On what ICE detention means, and how ICE has discretion on whom it detains or releases

The thing about ICE detention is that people who are held in detention centers for ICE, they're not sent there by a judge. They're not there serving a criminal sentence as a result of some violation of criminal laws. It's a civil immigration hold. And as a result of that, ICE has the discretion to decide who it holds, almost entirely. And in situations like this where there's sort of broad agreement that there's significant risk to detained people of becoming infected, ICE has the discretion, if it so decides, to release nearly anybody that it's holding. Nilson Barahona had lived in Georgia for two decades, mostly in Gwinnett County, Georgia, and he was pulled over one day by local police, charged with a DUI, and that landed him in jail. And then ICE came and picked him up and moved him to an immigration detention center. He's moving through the process of dealing with that criminal case, but ICE is trying to deport him, even though he has a son here, he has a U.S. citizen wife who has petitioned for his green card. Many of these people, ICE could release on parole or on bond and allow them to proceed through their immigration cases from the outside.
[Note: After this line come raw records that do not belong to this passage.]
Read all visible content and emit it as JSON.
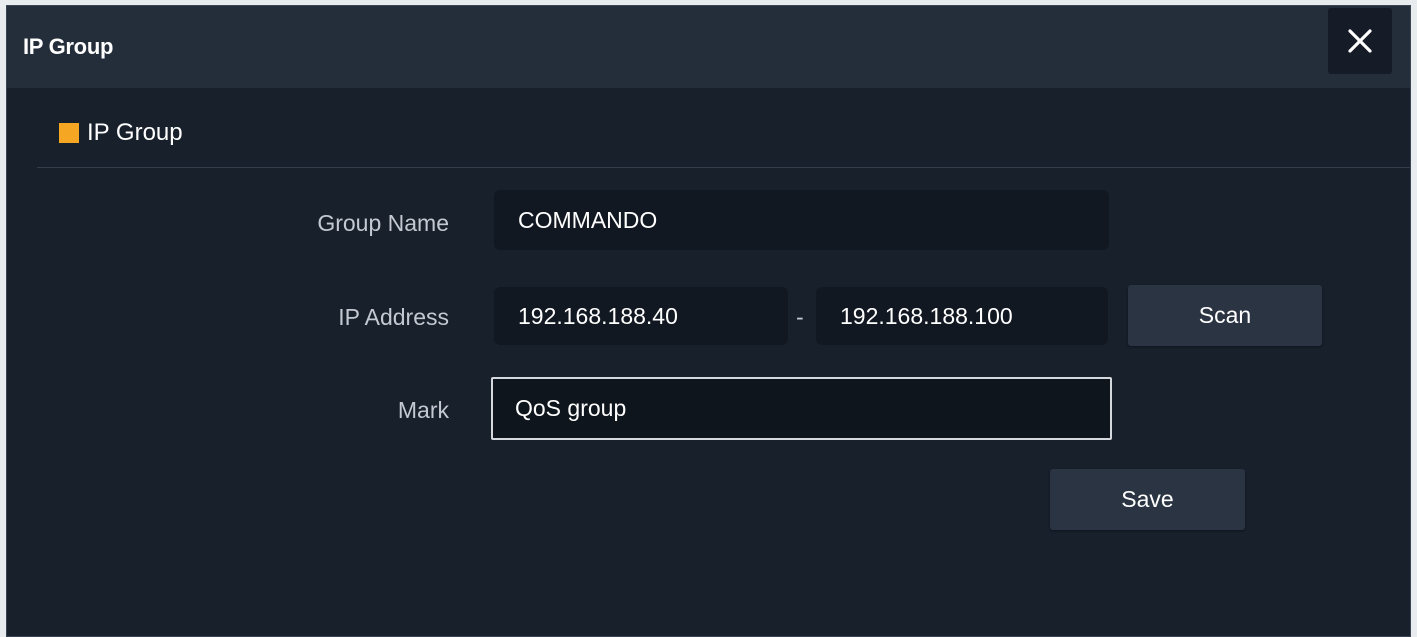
{
  "dialog": {
    "title": "IP Group",
    "close_icon": "close-icon"
  },
  "section": {
    "title": "IP Group",
    "marker_color": "#f5a623"
  },
  "form": {
    "group_name": {
      "label": "Group Name",
      "value": "COMMANDO"
    },
    "ip_address": {
      "label": "IP Address",
      "start_value": "192.168.188.40",
      "separator": "-",
      "end_value": "192.168.188.100"
    },
    "mark": {
      "label": "Mark",
      "value": "QoS group"
    },
    "scan_label": "Scan",
    "save_label": "Save"
  }
}
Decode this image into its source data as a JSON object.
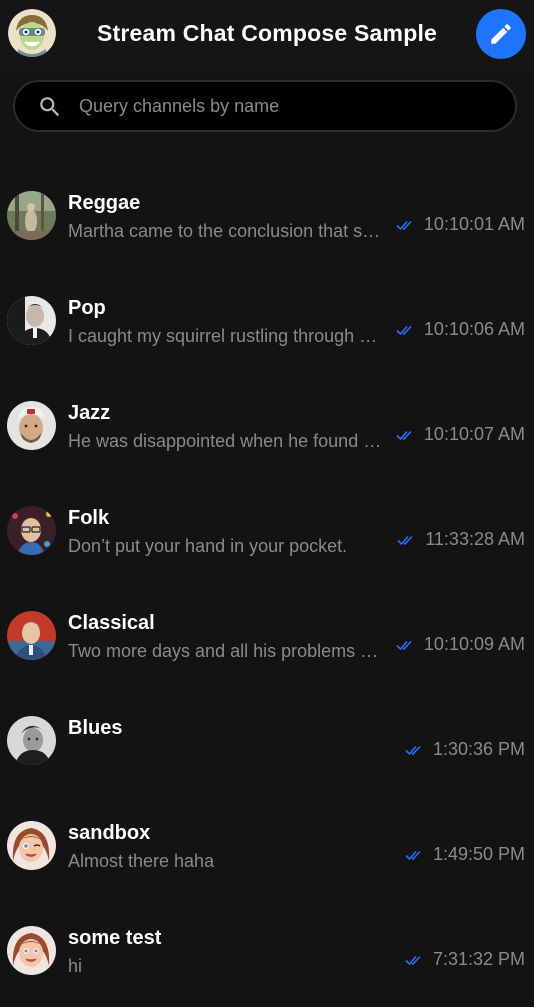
{
  "header": {
    "title": "Stream Chat Compose Sample",
    "avatar_icon": "user-avatar-icon",
    "compose_icon": "pencil-icon"
  },
  "search": {
    "placeholder": "Query channels by name",
    "value": ""
  },
  "colors": {
    "background": "#131313",
    "accent": "#1e74ff",
    "secondary_text": "#8a8a8e",
    "read_indicator": "#1e74ff"
  },
  "channels": [
    {
      "name": "Reggae",
      "preview": "Martha came to the conclusion that shutting down her computer was the best choice",
      "time": "10:10:01 AM",
      "status_icon": "double-check-icon"
    },
    {
      "name": "Pop",
      "preview": "I caught my squirrel rustling through my gym bag.",
      "time": "10:10:06 AM",
      "status_icon": "double-check-icon"
    },
    {
      "name": "Jazz",
      "preview": "He was disappointed when he found the beach to be so sandy",
      "time": "10:10:07 AM",
      "status_icon": "double-check-icon"
    },
    {
      "name": "Folk",
      "preview": "Don’t put your hand in your pocket.",
      "time": "11:33:28 AM",
      "status_icon": "double-check-icon"
    },
    {
      "name": "Classical",
      "preview": "Two more days and all his problems would be solved.",
      "time": "10:10:09 AM",
      "status_icon": "double-check-icon"
    },
    {
      "name": "Blues",
      "preview": "",
      "time": "1:30:36 PM",
      "status_icon": "double-check-icon"
    },
    {
      "name": "sandbox",
      "preview": "Almost there haha",
      "time": "1:49:50 PM",
      "status_icon": "double-check-icon"
    },
    {
      "name": "some test",
      "preview": "hi",
      "time": "7:31:32 PM",
      "status_icon": "double-check-icon"
    }
  ]
}
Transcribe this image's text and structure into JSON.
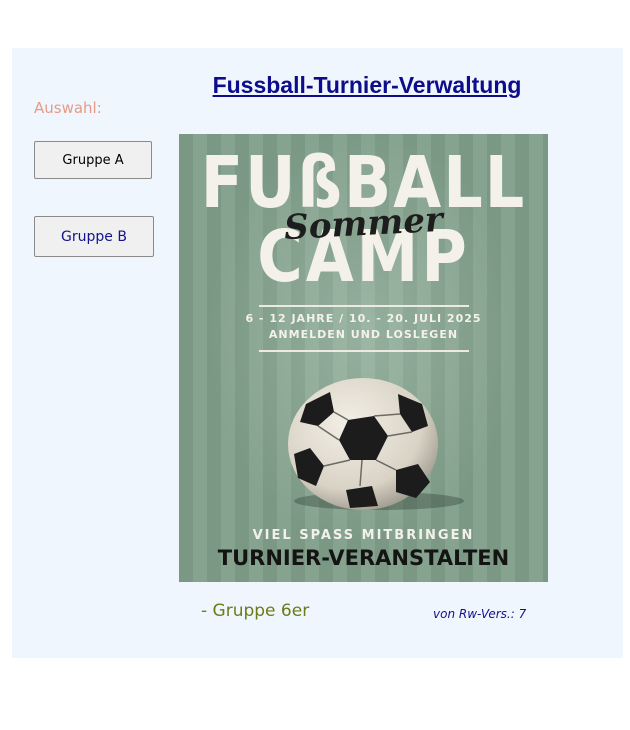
{
  "header": {
    "title": "Fussball-Turnier-Verwaltung"
  },
  "sidebar": {
    "label": "Auswahl:",
    "buttons": [
      {
        "label": "Gruppe A"
      },
      {
        "label": "Gruppe B"
      }
    ]
  },
  "poster": {
    "line1": "FUßBALL",
    "script": "Sommer",
    "line2": "CAMP",
    "dates": "6 - 12 JAHRE / 10. - 20. JULI 2025",
    "signup": "ANMELDEN UND LOSLEGEN",
    "fun": "VIEL SPASS MITBRINGEN",
    "event": "TURNIER-VERANSTALTEN",
    "icon": "soccer-ball-icon"
  },
  "footer": {
    "group": "- Gruppe 6er",
    "version": "von Rw-Vers.: 7"
  },
  "colors": {
    "panel_bg": "#f0f6fd",
    "title": "#0d0d8c",
    "auswahl": "#e79a87",
    "group": "#6b7c17",
    "poster_bg": "#7a9884"
  }
}
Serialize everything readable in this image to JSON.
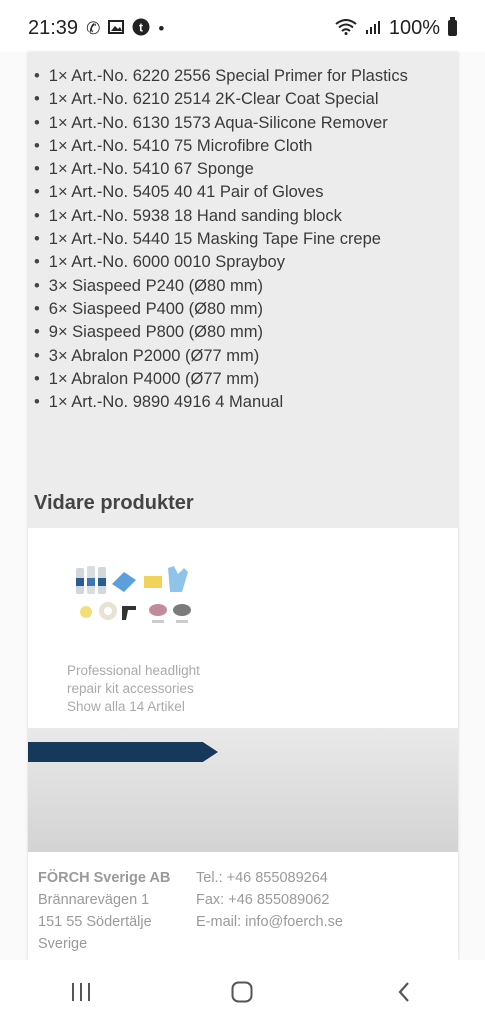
{
  "status_bar": {
    "time": "21:39",
    "battery": "100%",
    "icons": [
      "phone-call-icon",
      "image-icon",
      "t-app-icon",
      "dot-icon",
      "wifi-icon",
      "signal-icon",
      "battery-icon"
    ]
  },
  "items": [
    "1× Art.-No. 6220 2556 Special Primer for Plastics",
    "1× Art.-No. 6210 2514 2K-Clear Coat Special",
    "1× Art.-No. 6130 1573 Aqua-Silicone Remover",
    "1× Art.-No. 5410 75 Microfibre Cloth",
    "1× Art.-No. 5410 67 Sponge",
    "1× Art.-No. 5405 40 41 Pair of Gloves",
    "1× Art.-No. 5938 18 Hand sanding block",
    "1× Art.-No. 5440 15 Masking Tape Fine crepe",
    "1× Art.-No. 6000 0010 Sprayboy",
    "3× Siaspeed P240 (Ø80 mm)",
    "6× Siaspeed P400 (Ø80 mm)",
    "9× Siaspeed P800 (Ø80 mm)",
    "3× Abralon P2000 (Ø77 mm)",
    "1× Abralon P4000 (Ø77 mm)",
    "1× Art.-No. 9890 4916 4 Manual"
  ],
  "more_products": {
    "heading": "Vidare produkter",
    "product_name_line1": "Professional headlight",
    "product_name_line2": "repair kit accessories",
    "show_all": "Show alla 14 Artikel"
  },
  "footer": {
    "company": "FÖRCH Sverige AB",
    "street": "Brännarevägen 1",
    "city": "151 55 Södertälje",
    "country": "Sverige",
    "phone": "Tel.: +46 855089264",
    "fax": "Fax: +46 855089062",
    "email": "E-mail: info@foerch.se"
  },
  "nav_bar": {
    "buttons": [
      "recent-apps-icon",
      "home-icon",
      "back-icon"
    ]
  }
}
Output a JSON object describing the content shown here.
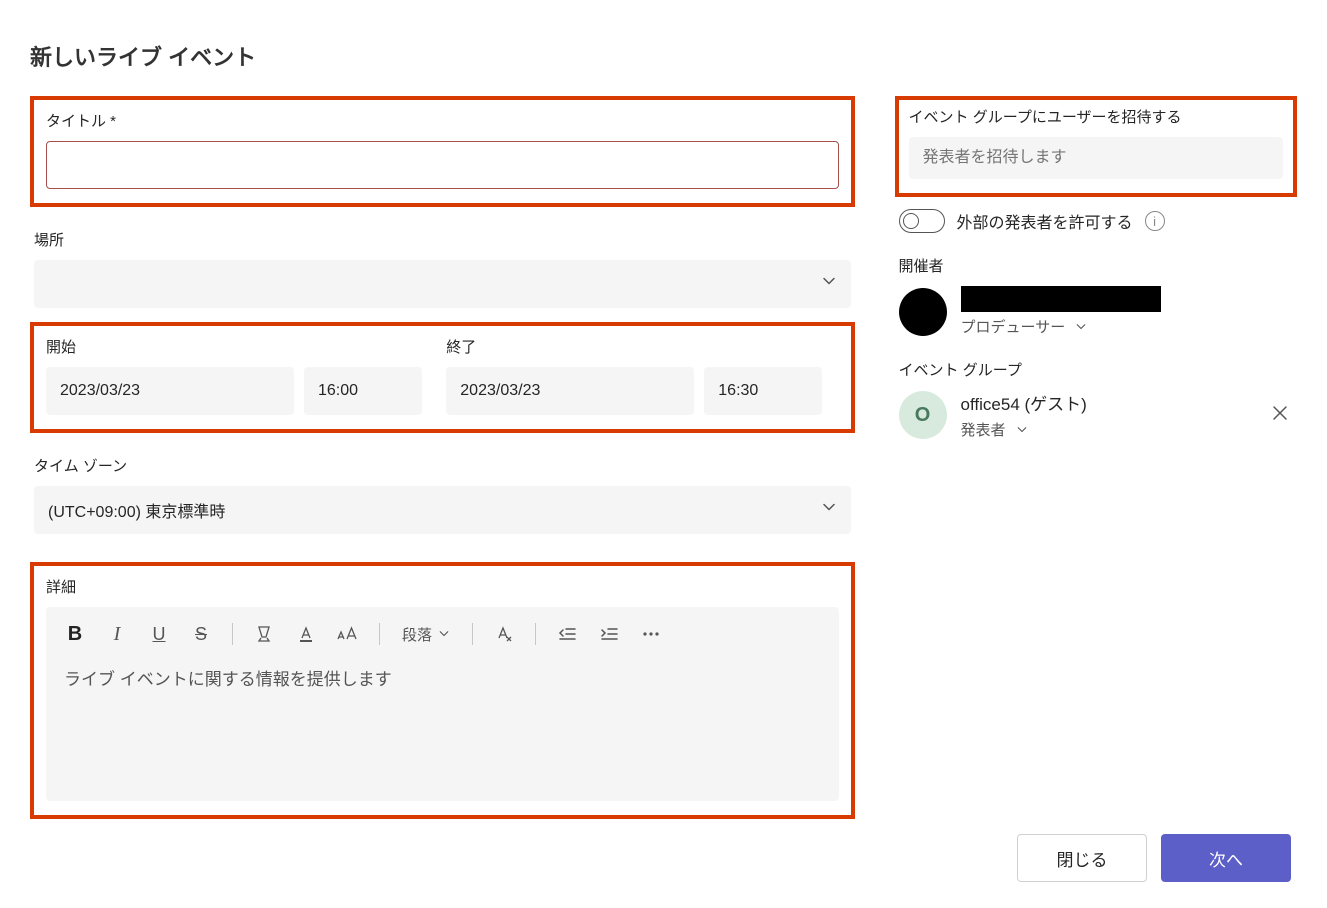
{
  "page": {
    "title": "新しいライブ イベント"
  },
  "left": {
    "title": {
      "label": "タイトル *",
      "value": ""
    },
    "location": {
      "label": "場所",
      "value": ""
    },
    "start": {
      "label": "開始",
      "date": "2023/03/23",
      "time": "16:00"
    },
    "end": {
      "label": "終了",
      "date": "2023/03/23",
      "time": "16:30"
    },
    "timezone": {
      "label": "タイム ゾーン",
      "value": "(UTC+09:00) 東京標準時"
    },
    "details": {
      "label": "詳細",
      "placeholder": "ライブ イベントに関する情報を提供します",
      "paragraph_label": "段落"
    }
  },
  "right": {
    "invite": {
      "label": "イベント グループにユーザーを招待する",
      "placeholder": "発表者を招待します"
    },
    "allow_external": {
      "label": "外部の発表者を許可する"
    },
    "organizer": {
      "section_label": "開催者",
      "role": "プロデューサー"
    },
    "event_group": {
      "section_label": "イベント グループ",
      "avatar_letter": "O",
      "name": "office54 (ゲスト)",
      "role": "発表者"
    }
  },
  "footer": {
    "close": "閉じる",
    "next": "次へ"
  }
}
But increasingly, the agency has decided that it's going to detain anybody it can to try to rapidly deport as many people as it can. 

On ICE’s claims about COVID-19 risks and what releases would mean

The agency said that it actually identified between 4,000-5,000 additional people who, because of their age or health issues, are at significant risk if they become infected with COVID-19. But as of the last time I heard from ICE, a week ago or so, only 900 people, collectively, [...] had been released from detention. And ICE’s position has been in public and also in court that they call the claims that detained people are at risk speculative. They say that there's no proof that people are at particular risk. In some cases, [they] have even argued that the detainees are safer inside than they are outside. And [they] have articulated what amounts really to a fear that if ICE releases people now, in the pandemic, that it could set, quote, “a precedent in the future for future releases.” So in other words, the claim is that: if we release people now and it sort of becomes clear that they maybe didn't need to be detained in the first place, what does that mean for ICE into the future?

On the similarities between questions regarding the efficacy of both the police and ICE

I think in the face of systemic harm — ongoing police brutality, documented failures by ICE to protect the people it detains — there are serious questions being asked by advocates across the country, in different places and who have been focused on different issues, about the shape of our law enforcement institutions. And those are really coming streaming forward on many fronts at this point. And in the case of ICE, it's a relatively new invention. You know, two decades ago, the agency didn't exist at all. And so people are now asking questions about whether the agency itself needs to exist in the shape that it does.


Get in touch with us.

Twitter: @OSTTalk
Facebook: OnSecondThought
Phone: 404-500-9457